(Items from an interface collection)

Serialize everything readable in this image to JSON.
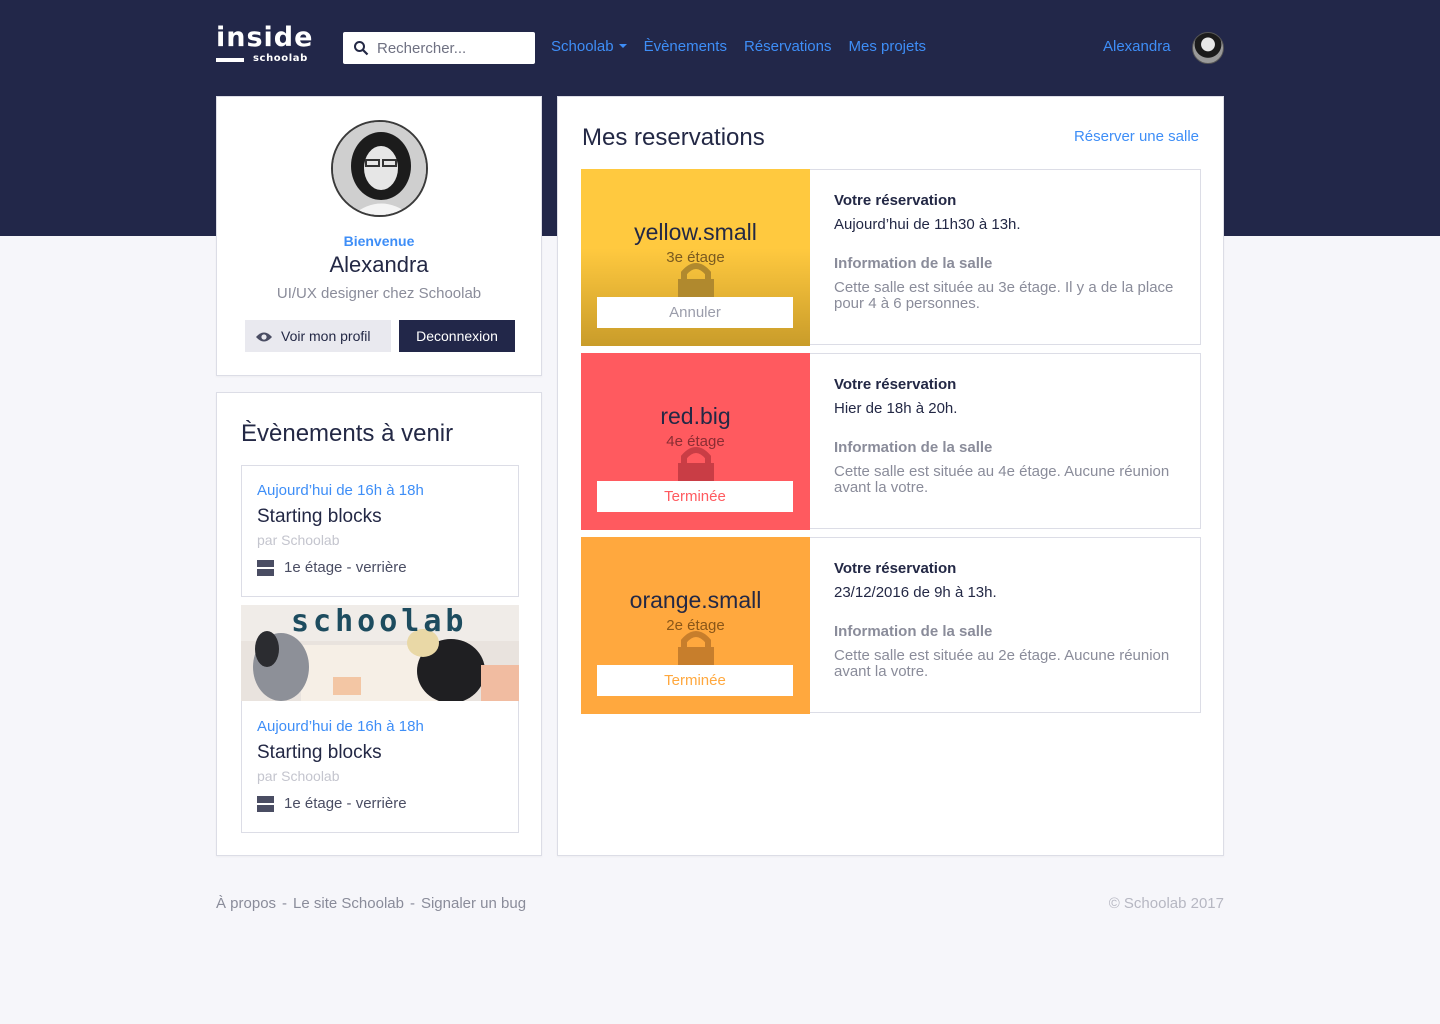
{
  "header": {
    "logo_main": "inside",
    "logo_sub": "schoolab",
    "search_placeholder": "Rechercher...",
    "nav": [
      {
        "label": "Schoolab"
      },
      {
        "label": "Èvènements"
      },
      {
        "label": "Réservations"
      },
      {
        "label": "Mes projets"
      }
    ],
    "user_name": "Alexandra"
  },
  "profile": {
    "greeting": "Bienvenue",
    "name": "Alexandra",
    "role": "UI/UX designer chez Schoolab",
    "view_profile_label": "Voir mon profil",
    "logout_label": "Deconnexion"
  },
  "events": {
    "title": "Èvènements à venir",
    "items": [
      {
        "time": "Aujourd’hui de 16h à 18h",
        "title": "Starting blocks",
        "by": "par Schoolab",
        "location": "1e étage - verrière"
      },
      {
        "time": "Aujourd’hui de 16h à 18h",
        "title": "Starting blocks",
        "by": "par Schoolab",
        "location": "1e étage - verrière",
        "image_text": "schoolab"
      }
    ]
  },
  "reservations": {
    "title": "Mes reservations",
    "book_link": "Réserver une salle",
    "items": [
      {
        "room": "yellow.small",
        "floor": "3e étage",
        "action": "Annuler",
        "color": "#ffc93f",
        "btn_color": "#9b9dab",
        "res_label": "Votre réservation",
        "res_value": "Aujourd’hui de 11h30 à 13h.",
        "info_label": "Information de la salle",
        "info_value": "Cette salle est située au 3e étage. Il y a de la place pour 4 à 6 personnes."
      },
      {
        "room": "red.big",
        "floor": "4e étage",
        "action": "Terminée",
        "color": "#ff5a5f",
        "btn_color": "#ff5a5f",
        "res_label": "Votre réservation",
        "res_value": "Hier de 18h à 20h.",
        "info_label": "Information de la salle",
        "info_value": "Cette salle est située au 4e étage. Aucune réunion avant la votre."
      },
      {
        "room": "orange.small",
        "floor": "2e étage",
        "action": "Terminée",
        "color": "#ffa83e",
        "btn_color": "#ffa83e",
        "res_label": "Votre réservation",
        "res_value": "23/12/2016 de 9h à 13h.",
        "info_label": "Information de la salle",
        "info_value": "Cette salle est située au 2e étage. Aucune réunion avant la votre."
      }
    ]
  },
  "footer": {
    "links": [
      "À propos",
      "Le site Schoolab",
      "Signaler un bug"
    ],
    "separator": "-",
    "copyright": "© Schoolab 2017"
  },
  "colors": {
    "navy": "#222749",
    "accent": "#3e8ef7"
  }
}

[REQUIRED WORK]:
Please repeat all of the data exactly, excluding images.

[TASK RESPONSE]:
Serialize everything readable in this image to JSON.
{
  "header": {
    "logo_main": "inside",
    "logo_sub": "schoolab",
    "search_placeholder": "Rechercher...",
    "nav": [
      {
        "label": "Schoolab"
      },
      {
        "label": "Èvènements"
      },
      {
        "label": "Réservations"
      },
      {
        "label": "Mes projets"
      }
    ],
    "user_name": "Alexandra"
  },
  "profile": {
    "greeting": "Bienvenue",
    "name": "Alexandra",
    "role": "UI/UX designer chez Schoolab",
    "view_profile_label": "Voir mon profil",
    "logout_label": "Deconnexion"
  },
  "events": {
    "title": "Èvènements à venir",
    "items": [
      {
        "time": "Aujourd’hui de 16h à 18h",
        "title": "Starting blocks",
        "by": "par Schoolab",
        "location": "1e étage - verrière"
      },
      {
        "time": "Aujourd’hui de 16h à 18h",
        "title": "Starting blocks",
        "by": "par Schoolab",
        "location": "1e étage - verrière",
        "image_text": "schoolab"
      }
    ]
  },
  "reservations": {
    "title": "Mes reservations",
    "book_link": "Réserver une salle",
    "items": [
      {
        "room": "yellow.small",
        "floor": "3e étage",
        "action": "Annuler",
        "color": "#ffc93f",
        "btn_color": "#9b9dab",
        "res_label": "Votre réservation",
        "res_value": "Aujourd’hui de 11h30 à 13h.",
        "info_label": "Information de la salle",
        "info_value": "Cette salle est située au 3e étage. Il y a de la place pour 4 à 6 personnes."
      },
      {
        "room": "red.big",
        "floor": "4e étage",
        "action": "Terminée",
        "color": "#ff5a5f",
        "btn_color": "#ff5a5f",
        "res_label": "Votre réservation",
        "res_value": "Hier de 18h à 20h.",
        "info_label": "Information de la salle",
        "info_value": "Cette salle est située au 4e étage. Aucune réunion avant la votre."
      },
      {
        "room": "orange.small",
        "floor": "2e étage",
        "action": "Terminée",
        "color": "#ffa83e",
        "btn_color": "#ffa83e",
        "res_label": "Votre réservation",
        "res_value": "23/12/2016 de 9h à 13h.",
        "info_label": "Information de la salle",
        "info_value": "Cette salle est située au 2e étage. Aucune réunion avant la votre."
      }
    ]
  },
  "footer": {
    "links": [
      "À propos",
      "Le site Schoolab",
      "Signaler un bug"
    ],
    "separator": "-",
    "copyright": "© Schoolab 2017"
  },
  "colors": {
    "navy": "#222749",
    "accent": "#3e8ef7"
  }
}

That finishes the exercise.